▸ **About this task**
Each line in the entries below that holds the string "Vedic" must be copied.

▸ **Data section**
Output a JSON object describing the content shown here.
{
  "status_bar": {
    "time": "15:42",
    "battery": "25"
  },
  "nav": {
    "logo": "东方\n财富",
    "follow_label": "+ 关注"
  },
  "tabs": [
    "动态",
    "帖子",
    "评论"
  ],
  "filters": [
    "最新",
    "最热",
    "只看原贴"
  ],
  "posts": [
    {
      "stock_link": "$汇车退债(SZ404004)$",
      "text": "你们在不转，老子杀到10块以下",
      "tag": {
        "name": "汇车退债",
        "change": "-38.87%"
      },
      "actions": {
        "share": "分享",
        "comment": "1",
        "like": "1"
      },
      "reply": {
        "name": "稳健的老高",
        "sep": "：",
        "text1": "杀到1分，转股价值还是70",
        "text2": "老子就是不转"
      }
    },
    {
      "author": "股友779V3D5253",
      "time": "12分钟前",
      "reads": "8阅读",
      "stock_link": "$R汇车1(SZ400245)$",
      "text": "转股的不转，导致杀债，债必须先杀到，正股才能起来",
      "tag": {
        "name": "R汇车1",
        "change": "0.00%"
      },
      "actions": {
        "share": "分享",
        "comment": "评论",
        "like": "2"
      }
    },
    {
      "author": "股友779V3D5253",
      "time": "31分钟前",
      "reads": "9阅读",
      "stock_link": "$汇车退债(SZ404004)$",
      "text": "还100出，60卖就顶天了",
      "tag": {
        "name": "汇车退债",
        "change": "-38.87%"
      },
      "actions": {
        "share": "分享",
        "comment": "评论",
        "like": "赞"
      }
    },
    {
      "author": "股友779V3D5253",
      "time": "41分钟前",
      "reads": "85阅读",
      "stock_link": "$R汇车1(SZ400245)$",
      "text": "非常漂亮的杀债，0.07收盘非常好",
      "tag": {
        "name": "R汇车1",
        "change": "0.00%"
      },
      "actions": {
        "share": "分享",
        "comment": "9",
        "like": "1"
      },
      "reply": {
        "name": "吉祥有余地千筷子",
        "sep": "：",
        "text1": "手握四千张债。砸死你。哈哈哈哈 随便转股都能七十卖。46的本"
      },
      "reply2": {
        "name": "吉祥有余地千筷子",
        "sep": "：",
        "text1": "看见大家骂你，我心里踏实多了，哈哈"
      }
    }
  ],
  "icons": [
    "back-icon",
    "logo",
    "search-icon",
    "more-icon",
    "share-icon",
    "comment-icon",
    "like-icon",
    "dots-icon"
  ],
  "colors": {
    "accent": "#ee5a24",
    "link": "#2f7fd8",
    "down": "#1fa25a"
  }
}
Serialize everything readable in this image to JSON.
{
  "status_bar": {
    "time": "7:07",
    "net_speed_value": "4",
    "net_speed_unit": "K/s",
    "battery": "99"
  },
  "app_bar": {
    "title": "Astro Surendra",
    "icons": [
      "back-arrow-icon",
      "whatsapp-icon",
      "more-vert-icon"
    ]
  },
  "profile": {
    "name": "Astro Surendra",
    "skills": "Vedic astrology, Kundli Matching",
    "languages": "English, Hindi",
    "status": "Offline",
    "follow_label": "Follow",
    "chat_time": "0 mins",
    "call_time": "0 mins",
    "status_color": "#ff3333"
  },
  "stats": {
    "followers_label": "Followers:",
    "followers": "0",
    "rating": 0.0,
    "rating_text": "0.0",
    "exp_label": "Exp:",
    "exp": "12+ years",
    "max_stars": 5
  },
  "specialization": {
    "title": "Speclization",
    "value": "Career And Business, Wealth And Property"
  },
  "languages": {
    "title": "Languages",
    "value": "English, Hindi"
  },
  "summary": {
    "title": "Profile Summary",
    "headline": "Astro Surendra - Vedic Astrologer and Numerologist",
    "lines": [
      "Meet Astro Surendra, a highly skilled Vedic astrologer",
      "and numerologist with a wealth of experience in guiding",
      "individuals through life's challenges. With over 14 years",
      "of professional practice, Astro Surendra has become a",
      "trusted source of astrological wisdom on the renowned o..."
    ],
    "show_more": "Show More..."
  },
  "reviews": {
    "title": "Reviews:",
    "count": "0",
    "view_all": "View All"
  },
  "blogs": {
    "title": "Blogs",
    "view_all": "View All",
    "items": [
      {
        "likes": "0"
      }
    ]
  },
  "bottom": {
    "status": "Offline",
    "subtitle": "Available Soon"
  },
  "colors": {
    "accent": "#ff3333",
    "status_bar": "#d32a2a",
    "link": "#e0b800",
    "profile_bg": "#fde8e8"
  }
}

▸ **Answer to this exercise**
    "skills": "Vedic astrology, Kundli Matching",
    "headline": "Astro Surendra - Vedic Astrologer and Numerologist",
      "Meet Astro Surendra, a highly skilled Vedic astrologer",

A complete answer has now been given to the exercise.